• _Your instructions_
The expected response is the entire set of entries, copied exactly.

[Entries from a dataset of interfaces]
== Segment start ==

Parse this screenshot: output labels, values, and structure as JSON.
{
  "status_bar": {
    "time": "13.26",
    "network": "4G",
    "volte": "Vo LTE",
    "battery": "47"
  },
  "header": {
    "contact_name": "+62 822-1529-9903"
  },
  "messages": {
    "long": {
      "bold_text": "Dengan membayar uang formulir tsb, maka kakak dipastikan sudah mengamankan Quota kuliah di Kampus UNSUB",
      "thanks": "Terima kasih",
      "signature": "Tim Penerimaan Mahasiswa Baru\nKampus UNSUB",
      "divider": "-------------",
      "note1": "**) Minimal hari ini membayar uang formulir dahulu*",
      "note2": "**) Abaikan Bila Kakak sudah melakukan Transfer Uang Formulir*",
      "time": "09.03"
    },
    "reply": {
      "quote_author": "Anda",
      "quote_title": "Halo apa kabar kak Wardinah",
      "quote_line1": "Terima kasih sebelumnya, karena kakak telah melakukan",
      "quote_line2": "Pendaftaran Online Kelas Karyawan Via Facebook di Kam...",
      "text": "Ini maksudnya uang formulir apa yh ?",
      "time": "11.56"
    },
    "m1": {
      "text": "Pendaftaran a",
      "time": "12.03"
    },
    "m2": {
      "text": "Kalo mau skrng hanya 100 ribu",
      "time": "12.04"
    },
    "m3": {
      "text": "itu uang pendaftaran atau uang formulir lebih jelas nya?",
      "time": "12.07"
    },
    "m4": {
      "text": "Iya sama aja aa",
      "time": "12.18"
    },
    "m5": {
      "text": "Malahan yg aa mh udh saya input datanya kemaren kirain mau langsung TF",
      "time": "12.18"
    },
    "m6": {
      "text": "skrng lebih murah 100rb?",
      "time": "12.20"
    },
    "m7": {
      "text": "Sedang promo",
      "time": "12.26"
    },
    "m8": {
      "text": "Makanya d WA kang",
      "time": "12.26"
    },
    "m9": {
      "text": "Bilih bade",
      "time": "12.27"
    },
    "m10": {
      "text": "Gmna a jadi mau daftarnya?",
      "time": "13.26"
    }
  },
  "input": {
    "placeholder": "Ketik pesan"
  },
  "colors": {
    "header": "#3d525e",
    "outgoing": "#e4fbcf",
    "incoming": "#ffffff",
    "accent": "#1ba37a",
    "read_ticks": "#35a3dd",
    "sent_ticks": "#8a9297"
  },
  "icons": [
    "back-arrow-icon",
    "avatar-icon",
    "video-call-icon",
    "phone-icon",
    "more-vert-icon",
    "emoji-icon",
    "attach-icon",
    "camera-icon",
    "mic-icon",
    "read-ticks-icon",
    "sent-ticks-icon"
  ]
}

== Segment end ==

• _Output for this task_
Parse this screenshot: output labels, values, and structure as JSON.
{
  "status_bar": {
    "time": "13.26",
    "network": "4G",
    "volte": "Vo LTE",
    "battery": "47"
  },
  "header": {
    "contact_name": "+62 822-1529-9903"
  },
  "messages": {
    "long": {
      "bold_text": "Dengan membayar uang formulir tsb, maka kakak dipastikan sudah mengamankan Quota kuliah di Kampus UNSUB",
      "thanks": "Terima kasih",
      "signature": "Tim Penerimaan Mahasiswa Baru\nKampus UNSUB",
      "divider": "-------------",
      "note1": "**) Minimal hari ini membayar uang formulir dahulu*",
      "note2": "**) Abaikan Bila Kakak sudah melakukan Transfer Uang Formulir*",
      "time": "09.03"
    },
    "reply": {
      "quote_author": "Anda",
      "quote_title": "Halo apa kabar kak Wardinah",
      "quote_line1": "Terima kasih sebelumnya, karena kakak telah melakukan",
      "quote_line2": "Pendaftaran Online Kelas Karyawan Via Facebook di Kam...",
      "text": "Ini maksudnya uang formulir apa yh ?",
      "time": "11.56"
    },
    "m1": {
      "text": "Pendaftaran a",
      "time": "12.03"
    },
    "m2": {
      "text": "Kalo mau skrng hanya 100 ribu",
      "time": "12.04"
    },
    "m3": {
      "text": "itu uang pendaftaran atau uang formulir lebih jelas nya?",
      "time": "12.07"
    },
    "m4": {
      "text": "Iya sama aja aa",
      "time": "12.18"
    },
    "m5": {
      "text": "Malahan yg aa mh udh saya input datanya kemaren kirain mau langsung TF",
      "time": "12.18"
    },
    "m6": {
      "text": "skrng lebih murah 100rb?",
      "time": "12.20"
    },
    "m7": {
      "text": "Sedang promo",
      "time": "12.26"
    },
    "m8": {
      "text": "Makanya d WA kang",
      "time": "12.26"
    },
    "m9": {
      "text": "Bilih bade",
      "time": "12.27"
    },
    "m10": {
      "text": "Gmna a jadi mau daftarnya?",
      "time": "13.26"
    }
  },
  "input": {
    "placeholder": "Ketik pesan"
  },
  "colors": {
    "header": "#3d525e",
    "outgoing": "#e4fbcf",
    "incoming": "#ffffff",
    "accent": "#1ba37a",
    "read_ticks": "#35a3dd",
    "sent_ticks": "#8a9297"
  },
  "icons": [
    "back-arrow-icon",
    "avatar-icon",
    "video-call-icon",
    "phone-icon",
    "more-vert-icon",
    "emoji-icon",
    "attach-icon",
    "camera-icon",
    "mic-icon",
    "read-ticks-icon",
    "sent-ticks-icon"
  ]
}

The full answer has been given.